*ACTIVITY:* I'd like the listing below copied exactly, with the images left out.

---

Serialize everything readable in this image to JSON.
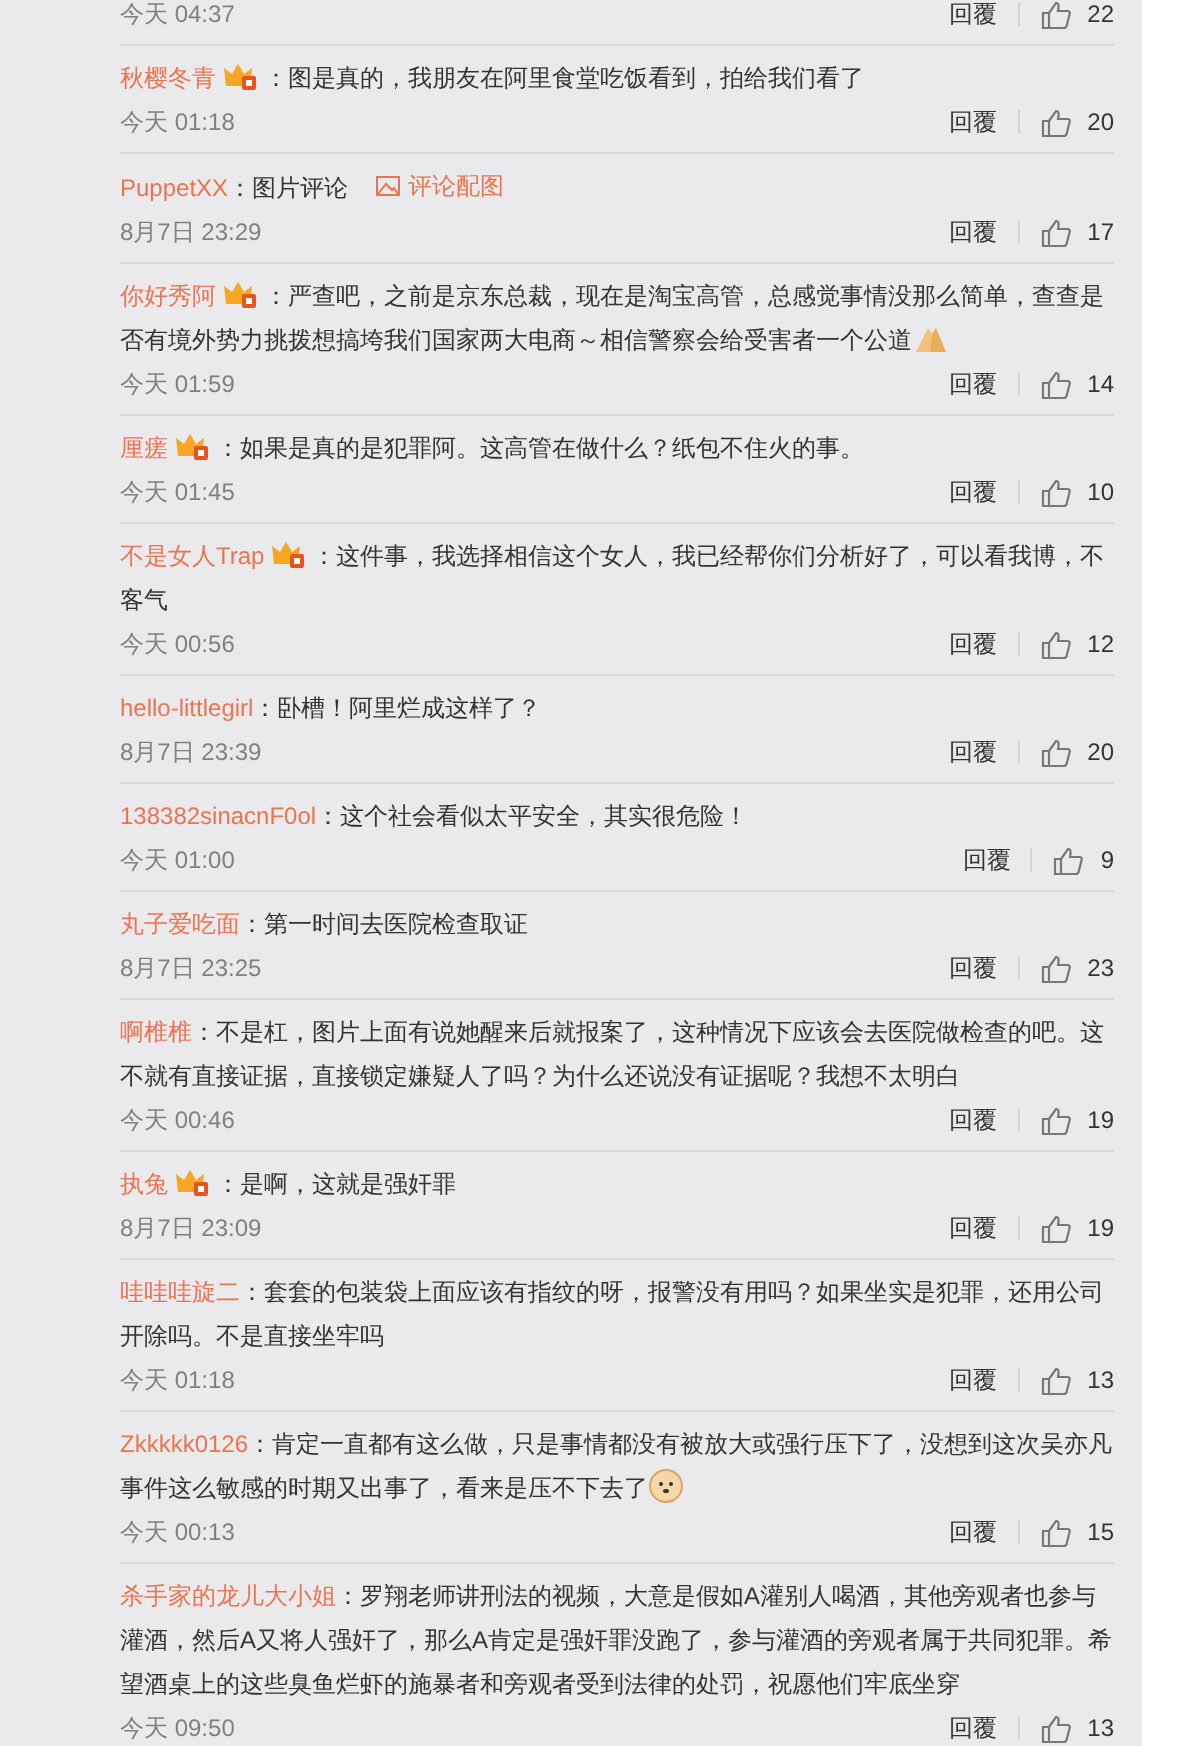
{
  "comments": [
    {
      "time": "今天 04:37",
      "reply": "回覆",
      "likes": "22"
    },
    {
      "user": "秋樱冬青",
      "badge": true,
      "text": "：图是真的，我朋友在阿里食堂吃饭看到，拍给我们看了",
      "time": "今天 01:18",
      "reply": "回覆",
      "likes": "20"
    },
    {
      "user": "PuppetXX",
      "badge": false,
      "text": "：图片评论",
      "image_link": "评论配图",
      "time": "8月7日 23:29",
      "reply": "回覆",
      "likes": "17"
    },
    {
      "user": "你好秀阿",
      "badge": true,
      "text": "：严查吧，之前是京东总裁，现在是淘宝高管，总感觉事情没那么简单，查查是否有境外势力挑拨想搞垮我们国家两大电商～相信警察会给受害者一个公道",
      "emoji": {
        "kind": "hands"
      },
      "time": "今天 01:59",
      "reply": "回覆",
      "likes": "14"
    },
    {
      "user": "厘瘥",
      "badge": true,
      "text": "：如果是真的是犯罪阿。这高管在做什么？纸包不住火的事。",
      "time": "今天 01:45",
      "reply": "回覆",
      "likes": "10"
    },
    {
      "user": "不是女人Trap",
      "badge": true,
      "text": "：这件事，我选择相信这个女人，我已经帮你们分析好了，可以看我博，不客气",
      "time": "今天 00:56",
      "reply": "回覆",
      "likes": "12"
    },
    {
      "user": "hello-littlegirl",
      "badge": false,
      "text": "：卧槽！阿里烂成这样了？",
      "time": "8月7日 23:39",
      "reply": "回覆",
      "likes": "20"
    },
    {
      "user": "138382sinacnF0ol",
      "badge": false,
      "text": "：这个社会看似太平安全，其实很危险！",
      "time": "今天 01:00",
      "reply": "回覆",
      "likes": "9"
    },
    {
      "user": "丸子爱吃面",
      "badge": false,
      "text": "：第一时间去医院检查取证",
      "time": "8月7日 23:25",
      "reply": "回覆",
      "likes": "23"
    },
    {
      "user": "啊椎椎",
      "badge": false,
      "text": "：不是杠，图片上面有说她醒来后就报案了，这种情况下应该会去医院做检查的吧。这不就有直接证据，直接锁定嫌疑人了吗？为什么还说没有证据呢？我想不太明白",
      "time": "今天 00:46",
      "reply": "回覆",
      "likes": "19"
    },
    {
      "user": "执兔",
      "badge": true,
      "text": "：是啊，这就是强奸罪",
      "time": "8月7日 23:09",
      "reply": "回覆",
      "likes": "19"
    },
    {
      "user": "哇哇哇旋二",
      "badge": false,
      "text": "：套套的包装袋上面应该有指纹的呀，报警没有用吗？如果坐实是犯罪，还用公司开除吗。不是直接坐牢吗",
      "time": "今天 01:18",
      "reply": "回覆",
      "likes": "13"
    },
    {
      "user": "Zkkkkk0126",
      "badge": false,
      "text": "：肯定一直都有这么做，只是事情都没有被放大或强行压下了，没想到这次吴亦凡事件这么敏感的时期又出事了，看来是压不下去了",
      "emoji": {
        "kind": "dog"
      },
      "time": "今天 00:13",
      "reply": "回覆",
      "likes": "15"
    },
    {
      "user": "杀手家的龙儿大小姐",
      "badge": false,
      "text": "：罗翔老师讲刑法的视频，大意是假如A灌别人喝酒，其他旁观者也参与灌酒，然后A又将人强奸了，那么A肯定是强奸罪没跑了，参与灌酒的旁观者属于共同犯罪。希望酒桌上的这些臭鱼烂虾的施暴者和旁观者受到法律的处罚，祝愿他们牢底坐穿",
      "time": "今天 09:50",
      "reply": "回覆",
      "likes": "13"
    }
  ]
}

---

*REPLY TO THE TASK:*
Serialize everything readable in this image to JSON.
{
  "comments": [
    {
      "time": "今天 04:37",
      "reply": "回覆",
      "likes": "22"
    },
    {
      "user": "秋樱冬青",
      "badge": true,
      "text": "：图是真的，我朋友在阿里食堂吃饭看到，拍给我们看了",
      "time": "今天 01:18",
      "reply": "回覆",
      "likes": "20"
    },
    {
      "user": "PuppetXX",
      "badge": false,
      "text": "：图片评论",
      "image_link": "评论配图",
      "time": "8月7日 23:29",
      "reply": "回覆",
      "likes": "17"
    },
    {
      "user": "你好秀阿",
      "badge": true,
      "text": "：严查吧，之前是京东总裁，现在是淘宝高管，总感觉事情没那么简单，查查是否有境外势力挑拨想搞垮我们国家两大电商～相信警察会给受害者一个公道",
      "emoji": {
        "kind": "hands"
      },
      "time": "今天 01:59",
      "reply": "回覆",
      "likes": "14"
    },
    {
      "user": "厘瘥",
      "badge": true,
      "text": "：如果是真的是犯罪阿。这高管在做什么？纸包不住火的事。",
      "time": "今天 01:45",
      "reply": "回覆",
      "likes": "10"
    },
    {
      "user": "不是女人Trap",
      "badge": true,
      "text": "：这件事，我选择相信这个女人，我已经帮你们分析好了，可以看我博，不客气",
      "time": "今天 00:56",
      "reply": "回覆",
      "likes": "12"
    },
    {
      "user": "hello-littlegirl",
      "badge": false,
      "text": "：卧槽！阿里烂成这样了？",
      "time": "8月7日 23:39",
      "reply": "回覆",
      "likes": "20"
    },
    {
      "user": "138382sinacnF0ol",
      "badge": false,
      "text": "：这个社会看似太平安全，其实很危险！",
      "time": "今天 01:00",
      "reply": "回覆",
      "likes": "9"
    },
    {
      "user": "丸子爱吃面",
      "badge": false,
      "text": "：第一时间去医院检查取证",
      "time": "8月7日 23:25",
      "reply": "回覆",
      "likes": "23"
    },
    {
      "user": "啊椎椎",
      "badge": false,
      "text": "：不是杠，图片上面有说她醒来后就报案了，这种情况下应该会去医院做检查的吧。这不就有直接证据，直接锁定嫌疑人了吗？为什么还说没有证据呢？我想不太明白",
      "time": "今天 00:46",
      "reply": "回覆",
      "likes": "19"
    },
    {
      "user": "执兔",
      "badge": true,
      "text": "：是啊，这就是强奸罪",
      "time": "8月7日 23:09",
      "reply": "回覆",
      "likes": "19"
    },
    {
      "user": "哇哇哇旋二",
      "badge": false,
      "text": "：套套的包装袋上面应该有指纹的呀，报警没有用吗？如果坐实是犯罪，还用公司开除吗。不是直接坐牢吗",
      "time": "今天 01:18",
      "reply": "回覆",
      "likes": "13"
    },
    {
      "user": "Zkkkkk0126",
      "badge": false,
      "text": "：肯定一直都有这么做，只是事情都没有被放大或强行压下了，没想到这次吴亦凡事件这么敏感的时期又出事了，看来是压不下去了",
      "emoji": {
        "kind": "dog"
      },
      "time": "今天 00:13",
      "reply": "回覆",
      "likes": "15"
    },
    {
      "user": "杀手家的龙儿大小姐",
      "badge": false,
      "text": "：罗翔老师讲刑法的视频，大意是假如A灌别人喝酒，其他旁观者也参与灌酒，然后A又将人强奸了，那么A肯定是强奸罪没跑了，参与灌酒的旁观者属于共同犯罪。希望酒桌上的这些臭鱼烂虾的施暴者和旁观者受到法律的处罚，祝愿他们牢底坐穿",
      "time": "今天 09:50",
      "reply": "回覆",
      "likes": "13"
    }
  ]
}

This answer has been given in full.